This year’s preacher will be Fr. Joseph Lee, F.S.S.P.
This remarkable piece by Father Victoria contains a mind-blowing canon between upper voices!
GIA’s 2004 article Re: “masses of yesteryear” seems absurd on this 13th Anniversary of Summorum Pontificum.
On those days when you can’t quite put your heart into singing, improvising at the organ can be comforting and rewarding.
It’s interesting to compare the literal translations in the Brébeuf Hymnal to those done by Solesmes Abbey during the 1950s.
“This has been extremely successful in my parish, and I plan to continue until I’ve set the entire church year.” —Joshua D. Carey
An Illustrated Book of Gospel Meditations from 1593! Print one for this Sunday to explore and color.
As churches prepare to return from lockdown, what about music in the liturgy makes it essential? In the next essay in his series encouraging liturgical musicians to consider what their vocation entails, Wilfrid Jones shares his thoughts on the nature of active participation.
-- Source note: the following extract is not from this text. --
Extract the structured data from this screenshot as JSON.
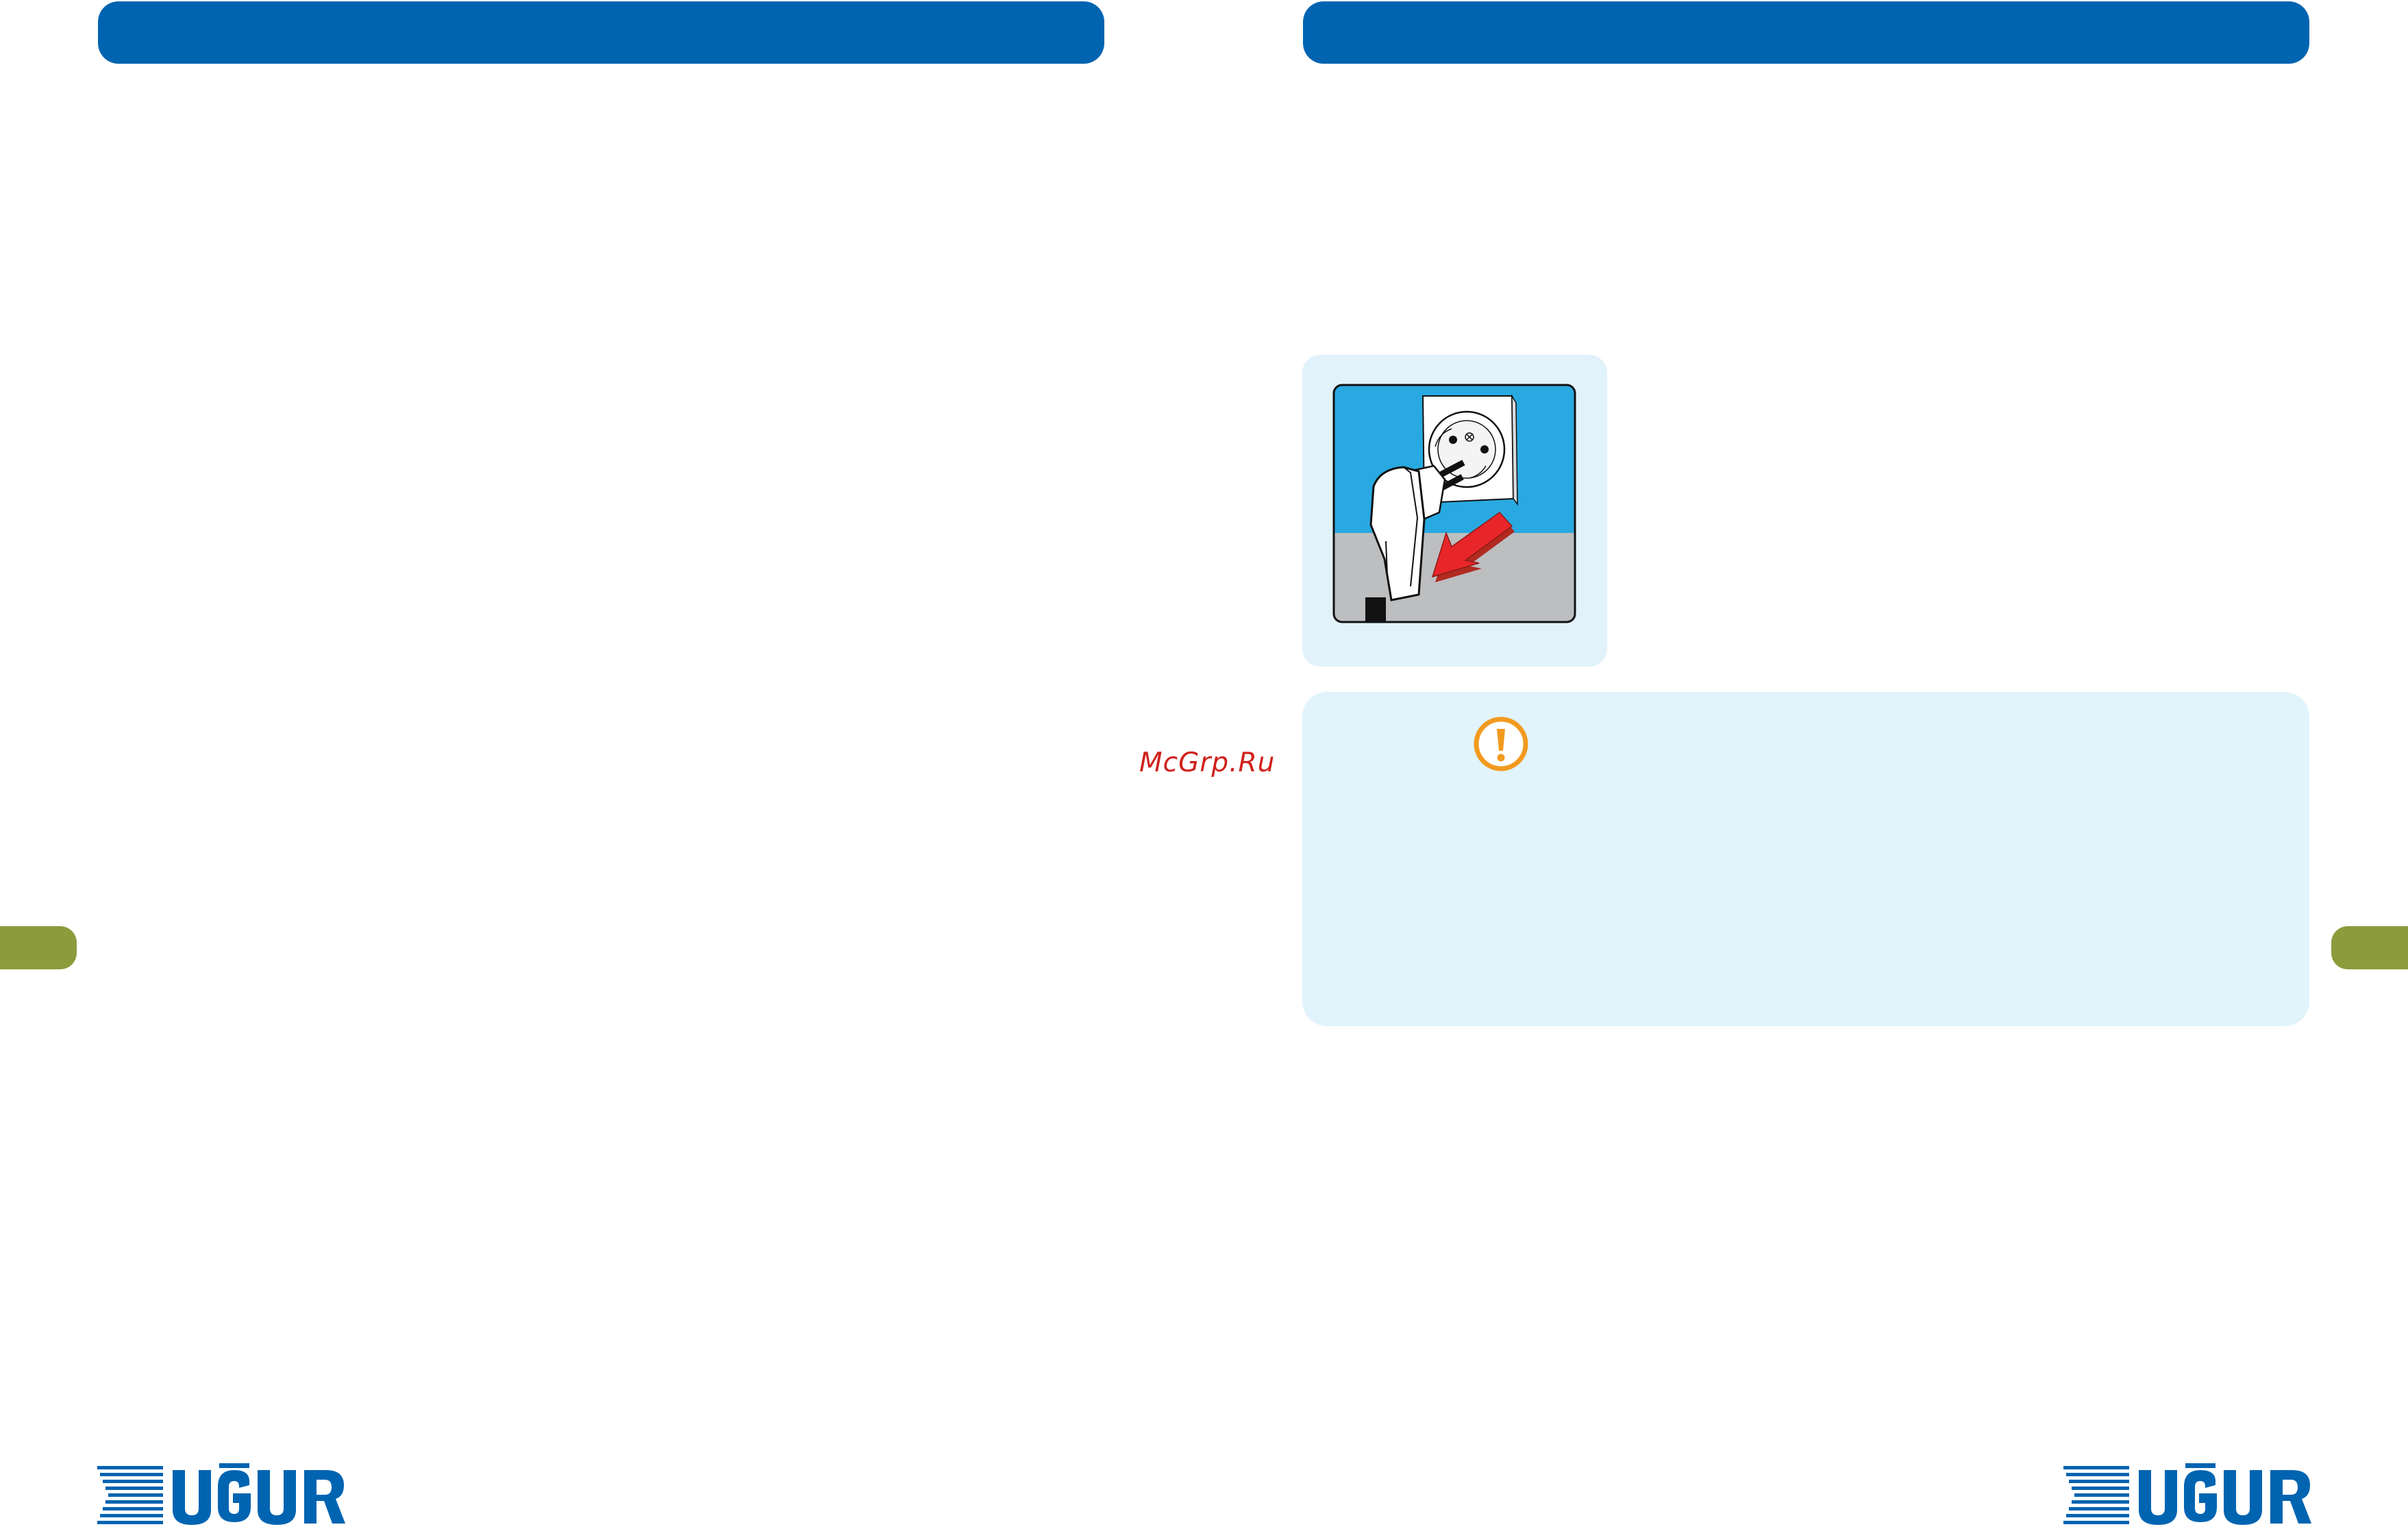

A package of measures to keep choral singing safe.
He died on the Feast of the Most Precious Blood (at least according to the EF calendar) at age 96.
We’re living in darkness—but, like the phoenix, authentic Church music can rise from the ashes!
We come now to the final installment in my series on our music program at St. Stephen the First Martyr Catholic Church in Sacramento, California.
In a time of contagion and social unrest, we need plainchant more than ever, even when we stay home.
Summer planning brings homeschooling mother to poetry by Robert Frost and St. Thomas Aquinas. “Poems are the food of faith.”
New compositions in the timeless style of great Catholic hymns for all the major feasts, plus insights into the hymnodist’s creative process.
This 130-page book can be downloaded for free.
Best practices and a new antiphon project from the Archdiocese of Detroit
If we want great artists, we must have places to train them in the best of the tradition and be able to crown their studies with a deeply imbued Catholic ethos.
Today comes the third setting. A total of five Masses will be released.
My previous post on this subject was misunderstood in some quarters.
I will release five (5) Mass settings which come off well with a single cantor & organist; today is the 2nd installment.
Over the next few weeks, I will release five (5) different Mass settings which can be sung with a single cantor & organist.
Potiron, Ostrowski, Bragers, Marier, Desrocquettes, Murray, and more!
Including O SALUTARIS (“O Saving Victim Opening Wide”) and TANTUM ERGO (“Down in Adoration Falling”) in Latin and English.
Some people love it; others hate it. Regardless, Mocquereau never backed down, and we must admire his tenacity!
This piece probably won’t “make sense” the first time you hear it.